Whether you’re a lychee lover or just curious about this spiky little fruit that seems to be taking over the internet, we’ve got the scoop — and a simple recipe.
This tropical fruit has an ever-growing fanbase, particularly in the mixology crowd. The lychee martini is gaining quite the cult following — including Saltsy’s own founder, Kim, who counts this concoction as one of her #SaltsyHour favorites. It’s easy to see why… the syrup’s dainty floral flavor combined with punchy booze and the chewy decadence of a lychee berry is refreshing in the best way possible.
And since it’s a fruit, dare we say you could add this martini to your stack of healthy recipes? We’re kidding. But in all seriousness, when you try a lychee you may find more uses for this tasty treat outside of happy hour.
The Flavor of Lychee
Although it’s native to China, the lychee fruit is also grown in tropical regions in the United States like Florida and Hawaii. It’s quite easy to peel, and beneath the red rough skin you’ll discover a white, glossy berry that has a texture similar to a peeled grape. The lychee also has a smooth seed nestled within the berry, and you’ll want to discard this and the exterior husk when you’re making your lychee libations and snacks.
If you haven’t tried lychee, the flavor is somewhere in the realm of a pear, a ripe citrus fruit, and rose water. It’s fantastic on its own or in combination with other tropical flavors. (Hello, tropical fruit salads!)
Scouring Local Grocery Stores and Beyond
Before you start testing recipes, you need to know where to get your hands on these beloved berries. Unfortunately, this is the tricky part.
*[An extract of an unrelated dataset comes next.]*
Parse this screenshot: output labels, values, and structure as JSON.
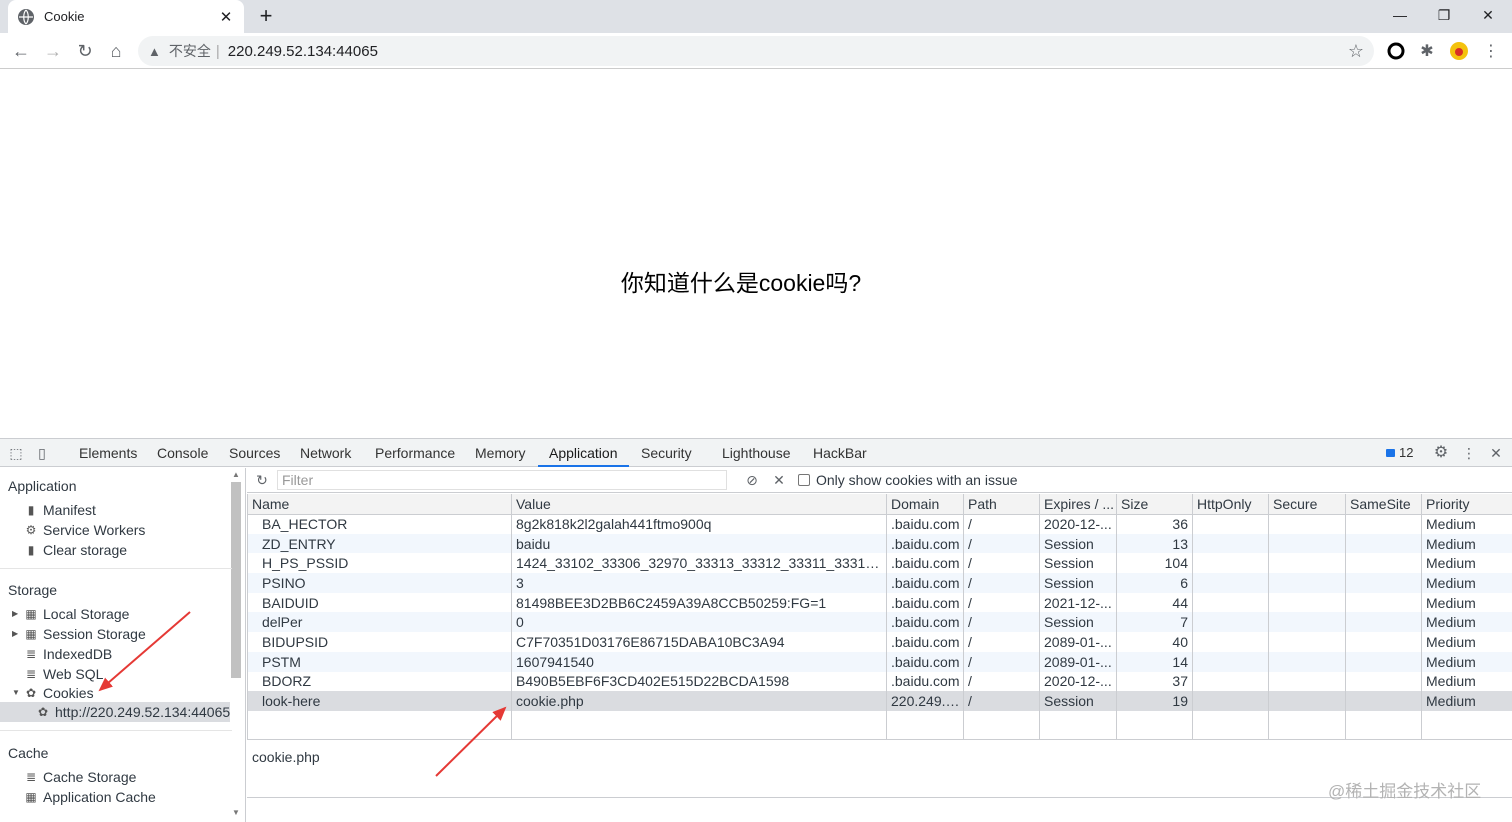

If you live in a tropical area you may find fresh fruit at local supermarket during the lychee’s summertime harvest season. It’s also frequently found in Asian markets. With fresh fruit, you can quickly make homemade lychee liqueur, simple syrup, or lychee puree.
Outside of these times and areas, fresh lychee isn’t all that common. The good news is that canned lychee and lychee juice are becoming more readily available. For lychee syrup, you can check a well-stocked liquor store, and online sellers like Amazon often carry the canned fruit and boxed juice.
Berries are best consumed immediately; however, you can keep them for up to a week in the fridge and six months in the freezer. (Fun fact: Eat it straight from the freezer for a sorbet-like treat!) Just remember it doesn’t take long for this exotic fruit to begin to ferment and lose its unique flavor, so keep martini glasses chilled for when you do land some lychees!
Simple Lychee Martini Recipe
Ready to mix up this spectacularly tropical twist on a classic martini? Here’s our favorite Saltsy Hour recipe and how-to video for a lychee martini. (For quick reference — and a dash of cuteness — be sure to download our free PDF instructions here.)
- 3 ounces vodka
- 2 ounces lychee juice or simple syrup
- A splash of dry vermouth
- 1-2 lychee for garnish (fresh lychee fruit or canned)
- Ice cubes
- Fill cocktail shaker half-way with ice
- Add vodka, lychee juice or simple syrup, and vermouth
- Shake, shake, shake!
- Strain into chilled martini glass or coupe glass
- Garnish with lychee(s)
Lychee martinis pair nicely with best friends, your “fancy” flip flops, and fresh caught red snapper. So, grab your girlfriends and enjoy — we’re certain this will become one of your go-to classic cocktails!